[Entries from a dataset of interfaces]
○ ○ ○ ○ ○

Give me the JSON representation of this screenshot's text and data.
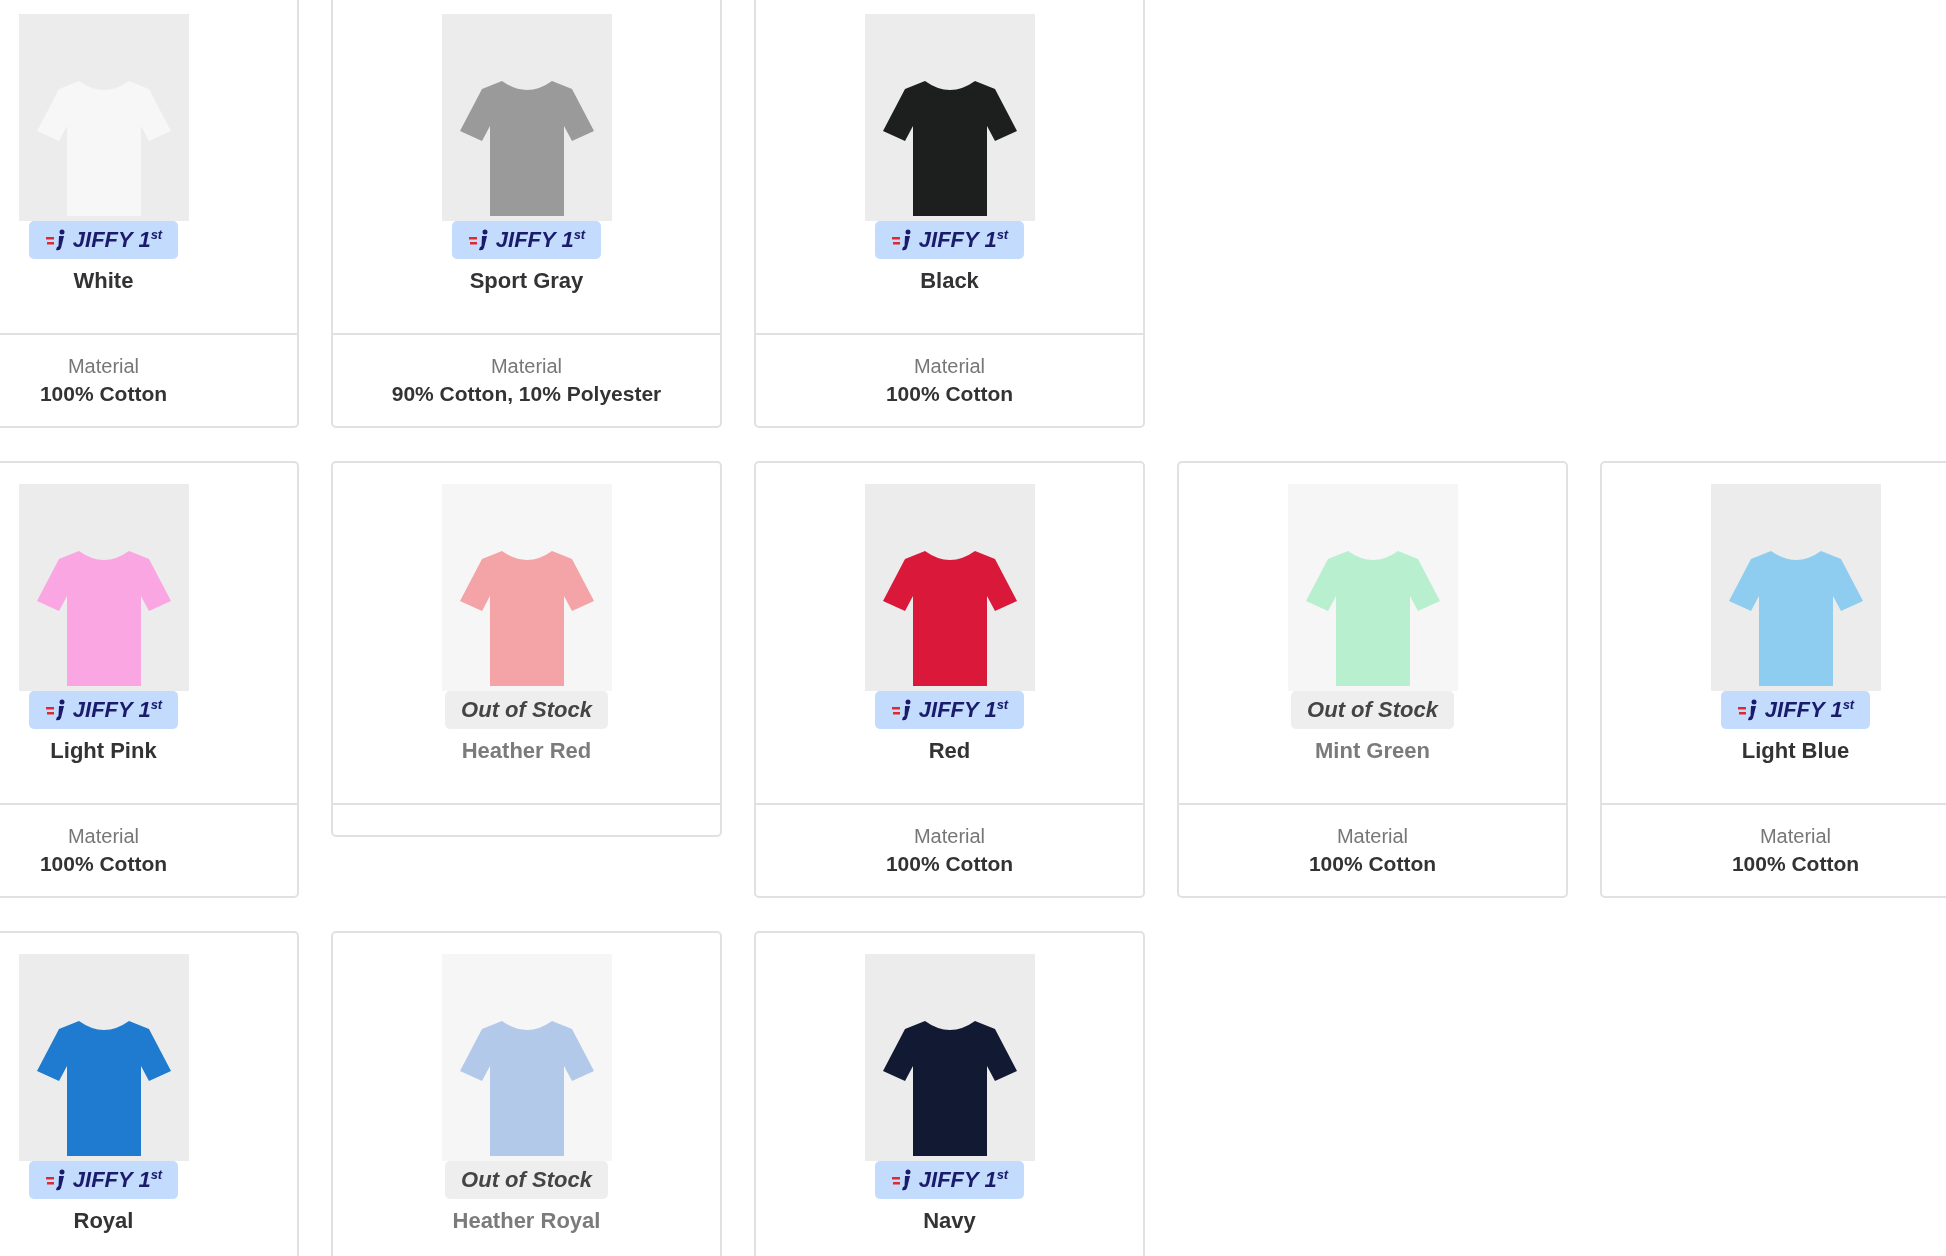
{
  "product_rows": [
    {
      "products": [
        {
          "name": "White",
          "color": "#f7f7f7",
          "in_stock": true,
          "badge": "JIFFY 1$^{st}$",
          "material_label": "Material",
          "material": "100% Cotton"
        },
        {
          "name": "Sport Gray",
          "color": "#9a9a9a",
          "in_stock": true,
          "badge": "JIFFY 1$^{st}$",
          "material_label": "Material",
          "material": "90% Cotton, 10% Polyester"
        },
        {
          "name": "Black",
          "color": "#1d1f1e",
          "in_stock": true,
          "badge": "JIFFY 1$^{st}$",
          "material_label": "Material",
          "material": "100% Cotton"
        }
      ]
    },
    {
      "products": [
        {
          "name": "Light Pink",
          "color": "#f9a6e2",
          "in_stock": true,
          "badge": "JIFFY 1$^{st}$",
          "material_label": "Material",
          "material": "100% Cotton"
        },
        {
          "name": "Heather Red",
          "color": "#f4a3a6",
          "in_stock": false,
          "badge": "Out of Stock"
        },
        {
          "name": "Red",
          "color": "#d9183a",
          "in_stock": true,
          "badge": "JIFFY 1$^{st}$",
          "material_label": "Material",
          "material": "100% Cotton"
        },
        {
          "name": "Mint Green",
          "color": "#b8efcf",
          "in_stock": false,
          "badge": "Out of Stock",
          "material_label": "Material",
          "material": "100% Cotton"
        },
        {
          "name": "Light Blue",
          "color": "#8ecdf0",
          "in_stock": true,
          "badge": "JIFFY 1$^{st}$",
          "material_label": "Material",
          "material": "100% Cotton"
        }
      ]
    },
    {
      "products": [
        {
          "name": "Royal",
          "color": "#1f7bd0",
          "in_stock": true,
          "badge": "JIFFY 1$^{st}$"
        },
        {
          "name": "Heather Royal",
          "color": "#b3c9ea",
          "in_stock": false,
          "badge": "Out of Stock"
        },
        {
          "name": "Navy",
          "color": "#121a33",
          "in_stock": true,
          "badge": "JIFFY 1$^{st}$"
        }
      ]
    }
  ]
}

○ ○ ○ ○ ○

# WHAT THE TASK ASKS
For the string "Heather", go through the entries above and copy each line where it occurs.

# PROBLEM SOLUTION
          "name": "Heather Red",
          "name": "Heather Royal",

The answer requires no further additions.